[Extracted records — start]

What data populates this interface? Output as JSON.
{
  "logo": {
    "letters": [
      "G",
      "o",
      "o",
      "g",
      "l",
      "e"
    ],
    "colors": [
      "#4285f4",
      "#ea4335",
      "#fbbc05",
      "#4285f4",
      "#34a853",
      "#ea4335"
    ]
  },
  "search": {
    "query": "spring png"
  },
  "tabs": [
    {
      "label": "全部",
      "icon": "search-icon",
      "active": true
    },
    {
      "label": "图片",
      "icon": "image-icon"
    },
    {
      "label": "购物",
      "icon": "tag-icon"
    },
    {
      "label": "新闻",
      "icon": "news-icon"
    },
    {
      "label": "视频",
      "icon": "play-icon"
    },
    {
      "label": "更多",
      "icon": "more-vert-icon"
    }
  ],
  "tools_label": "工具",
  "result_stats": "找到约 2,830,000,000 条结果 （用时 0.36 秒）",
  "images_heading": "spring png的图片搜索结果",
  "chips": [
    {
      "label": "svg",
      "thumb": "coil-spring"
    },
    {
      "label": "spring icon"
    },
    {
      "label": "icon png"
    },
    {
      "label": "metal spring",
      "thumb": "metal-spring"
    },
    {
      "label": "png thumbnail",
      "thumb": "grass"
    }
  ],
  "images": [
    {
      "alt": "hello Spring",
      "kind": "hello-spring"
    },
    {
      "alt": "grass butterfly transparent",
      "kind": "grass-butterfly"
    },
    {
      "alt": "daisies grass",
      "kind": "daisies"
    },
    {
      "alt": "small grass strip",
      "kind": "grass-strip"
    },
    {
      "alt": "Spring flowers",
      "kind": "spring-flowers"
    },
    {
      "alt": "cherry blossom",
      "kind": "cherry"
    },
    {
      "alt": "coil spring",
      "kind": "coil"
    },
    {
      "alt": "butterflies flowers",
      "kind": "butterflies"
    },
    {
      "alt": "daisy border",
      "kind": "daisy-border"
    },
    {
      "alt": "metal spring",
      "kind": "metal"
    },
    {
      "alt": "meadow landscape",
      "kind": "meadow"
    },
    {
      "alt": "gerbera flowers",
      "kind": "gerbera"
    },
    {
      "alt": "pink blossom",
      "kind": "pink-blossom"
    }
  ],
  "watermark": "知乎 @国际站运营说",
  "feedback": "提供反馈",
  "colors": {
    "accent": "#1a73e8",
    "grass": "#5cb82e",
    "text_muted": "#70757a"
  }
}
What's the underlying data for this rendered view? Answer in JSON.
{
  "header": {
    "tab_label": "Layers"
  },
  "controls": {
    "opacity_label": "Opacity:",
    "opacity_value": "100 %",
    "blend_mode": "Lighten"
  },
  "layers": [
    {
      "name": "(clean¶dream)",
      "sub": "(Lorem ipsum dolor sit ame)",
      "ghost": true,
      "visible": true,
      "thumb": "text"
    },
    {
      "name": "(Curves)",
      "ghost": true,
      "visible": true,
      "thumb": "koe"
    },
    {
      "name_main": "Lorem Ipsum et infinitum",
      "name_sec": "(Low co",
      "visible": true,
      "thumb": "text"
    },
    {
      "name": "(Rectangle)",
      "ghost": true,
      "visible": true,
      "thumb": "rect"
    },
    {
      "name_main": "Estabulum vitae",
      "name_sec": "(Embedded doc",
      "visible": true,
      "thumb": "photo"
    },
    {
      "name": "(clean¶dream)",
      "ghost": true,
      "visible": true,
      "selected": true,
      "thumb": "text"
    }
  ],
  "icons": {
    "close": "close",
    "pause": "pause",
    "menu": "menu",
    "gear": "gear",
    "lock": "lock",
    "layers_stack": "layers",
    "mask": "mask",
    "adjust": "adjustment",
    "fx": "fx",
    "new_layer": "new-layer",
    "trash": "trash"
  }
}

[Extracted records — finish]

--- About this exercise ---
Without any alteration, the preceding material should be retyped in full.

--- Answer to this exercise ---
What data populates this interface? Output as JSON.
{
  "logo": {
    "letters": [
      "G",
      "o",
      "o",
      "g",
      "l",
      "e"
    ],
    "colors": [
      "#4285f4",
      "#ea4335",
      "#fbbc05",
      "#4285f4",
      "#34a853",
      "#ea4335"
    ]
  },
  "search": {
    "query": "spring png"
  },
  "tabs": [
    {
      "label": "全部",
      "icon": "search-icon",
      "active": true
    },
    {
      "label": "图片",
      "icon": "image-icon"
    },
    {
      "label": "购物",
      "icon": "tag-icon"
    },
    {
      "label": "新闻",
      "icon": "news-icon"
    },
    {
      "label": "视频",
      "icon": "play-icon"
    },
    {
      "label": "更多",
      "icon": "more-vert-icon"
    }
  ],
  "tools_label": "工具",
  "result_stats": "找到约 2,830,000,000 条结果 （用时 0.36 秒）",
  "images_heading": "spring png的图片搜索结果",
  "chips": [
    {
      "label": "svg",
      "thumb": "coil-spring"
    },
    {
      "label": "spring icon"
    },
    {
      "label": "icon png"
    },
    {
      "label": "metal spring",
      "thumb": "metal-spring"
    },
    {
      "label": "png thumbnail",
      "thumb": "grass"
    }
  ],
  "images": [
    {
      "alt": "hello Spring",
      "kind": "hello-spring"
    },
    {
      "alt": "grass butterfly transparent",
      "kind": "grass-butterfly"
    },
    {
      "alt": "daisies grass",
      "kind": "daisies"
    },
    {
      "alt": "small grass strip",
      "kind": "grass-strip"
    },
    {
      "alt": "Spring flowers",
      "kind": "spring-flowers"
    },
    {
      "alt": "cherry blossom",
      "kind": "cherry"
    },
    {
      "alt": "coil spring",
      "kind": "coil"
    },
    {
      "alt": "butterflies flowers",
      "kind": "butterflies"
    },
    {
      "alt": "daisy border",
      "kind": "daisy-border"
    },
    {
      "alt": "metal spring",
      "kind": "metal"
    },
    {
      "alt": "meadow landscape",
      "kind": "meadow"
    },
    {
      "alt": "gerbera flowers",
      "kind": "gerbera"
    },
    {
      "alt": "pink blossom",
      "kind": "pink-blossom"
    }
  ],
  "watermark": "知乎 @国际站运营说",
  "feedback": "提供反馈",
  "colors": {
    "accent": "#1a73e8",
    "grass": "#5cb82e",
    "text_muted": "#70757a"
  }
}
What's the underlying data for this rendered view? Answer in JSON.
{
  "header": {
    "tab_label": "Layers"
  },
  "controls": {
    "opacity_label": "Opacity:",
    "opacity_value": "100 %",
    "blend_mode": "Lighten"
  },
  "layers": [
    {
      "name": "(clean¶dream)",
      "sub": "(Lorem ipsum dolor sit ame)",
      "ghost": true,
      "visible": true,
      "thumb": "text"
    },
    {
      "name": "(Curves)",
      "ghost": true,
      "visible": true,
      "thumb": "koe"
    },
    {
      "name_main": "Lorem Ipsum et infinitum",
      "name_sec": "(Low co",
      "visible": true,
      "thumb": "text"
    },
    {
      "name": "(Rectangle)",
      "ghost": true,
      "visible": true,
      "thumb": "rect"
    },
    {
      "name_main": "Estabulum vitae",
      "name_sec": "(Embedded doc",
      "visible": true,
      "thumb": "photo"
    },
    {
      "name": "(clean¶dream)",
      "ghost": true,
      "visible": true,
      "selected": true,
      "thumb": "text"
    }
  ],
  "icons": {
    "close": "close",
    "pause": "pause",
    "menu": "menu",
    "gear": "gear",
    "lock": "lock",
    "layers_stack": "layers",
    "mask": "mask",
    "adjust": "adjustment",
    "fx": "fx",
    "new_layer": "new-layer",
    "trash": "trash"
  }
}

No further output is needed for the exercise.